DATA EXTRACT Block Start

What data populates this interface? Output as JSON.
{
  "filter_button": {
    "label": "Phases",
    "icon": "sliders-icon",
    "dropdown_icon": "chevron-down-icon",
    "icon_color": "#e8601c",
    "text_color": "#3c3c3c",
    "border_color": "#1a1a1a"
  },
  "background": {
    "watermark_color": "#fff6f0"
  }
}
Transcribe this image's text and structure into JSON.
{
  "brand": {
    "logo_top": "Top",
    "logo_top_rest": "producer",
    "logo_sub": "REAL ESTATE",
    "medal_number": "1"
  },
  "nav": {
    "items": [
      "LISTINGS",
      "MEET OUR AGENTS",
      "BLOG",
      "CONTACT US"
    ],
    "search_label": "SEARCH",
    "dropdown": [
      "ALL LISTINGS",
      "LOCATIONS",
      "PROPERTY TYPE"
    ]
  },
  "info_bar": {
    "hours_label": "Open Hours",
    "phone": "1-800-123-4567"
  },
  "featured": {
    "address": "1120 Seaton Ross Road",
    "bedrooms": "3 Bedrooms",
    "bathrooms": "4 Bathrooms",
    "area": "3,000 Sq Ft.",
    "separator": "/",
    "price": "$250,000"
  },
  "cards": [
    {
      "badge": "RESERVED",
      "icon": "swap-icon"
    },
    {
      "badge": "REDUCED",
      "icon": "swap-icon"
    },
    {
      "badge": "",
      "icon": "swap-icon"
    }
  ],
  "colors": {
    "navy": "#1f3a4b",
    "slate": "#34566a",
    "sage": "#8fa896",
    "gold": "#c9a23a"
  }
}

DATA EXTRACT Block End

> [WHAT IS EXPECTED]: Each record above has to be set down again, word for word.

> [WORKED SOLUTION]:
What data populates this interface? Output as JSON.
{
  "filter_button": {
    "label": "Phases",
    "icon": "sliders-icon",
    "dropdown_icon": "chevron-down-icon",
    "icon_color": "#e8601c",
    "text_color": "#3c3c3c",
    "border_color": "#1a1a1a"
  },
  "background": {
    "watermark_color": "#fff6f0"
  }
}
Transcribe this image's text and structure into JSON.
{
  "brand": {
    "logo_top": "Top",
    "logo_top_rest": "producer",
    "logo_sub": "REAL ESTATE",
    "medal_number": "1"
  },
  "nav": {
    "items": [
      "LISTINGS",
      "MEET OUR AGENTS",
      "BLOG",
      "CONTACT US"
    ],
    "search_label": "SEARCH",
    "dropdown": [
      "ALL LISTINGS",
      "LOCATIONS",
      "PROPERTY TYPE"
    ]
  },
  "info_bar": {
    "hours_label": "Open Hours",
    "phone": "1-800-123-4567"
  },
  "featured": {
    "address": "1120 Seaton Ross Road",
    "bedrooms": "3 Bedrooms",
    "bathrooms": "4 Bathrooms",
    "area": "3,000 Sq Ft.",
    "separator": "/",
    "price": "$250,000"
  },
  "cards": [
    {
      "badge": "RESERVED",
      "icon": "swap-icon"
    },
    {
      "badge": "REDUCED",
      "icon": "swap-icon"
    },
    {
      "badge": "",
      "icon": "swap-icon"
    }
  ],
  "colors": {
    "navy": "#1f3a4b",
    "slate": "#34566a",
    "sage": "#8fa896",
    "gold": "#c9a23a"
  }
}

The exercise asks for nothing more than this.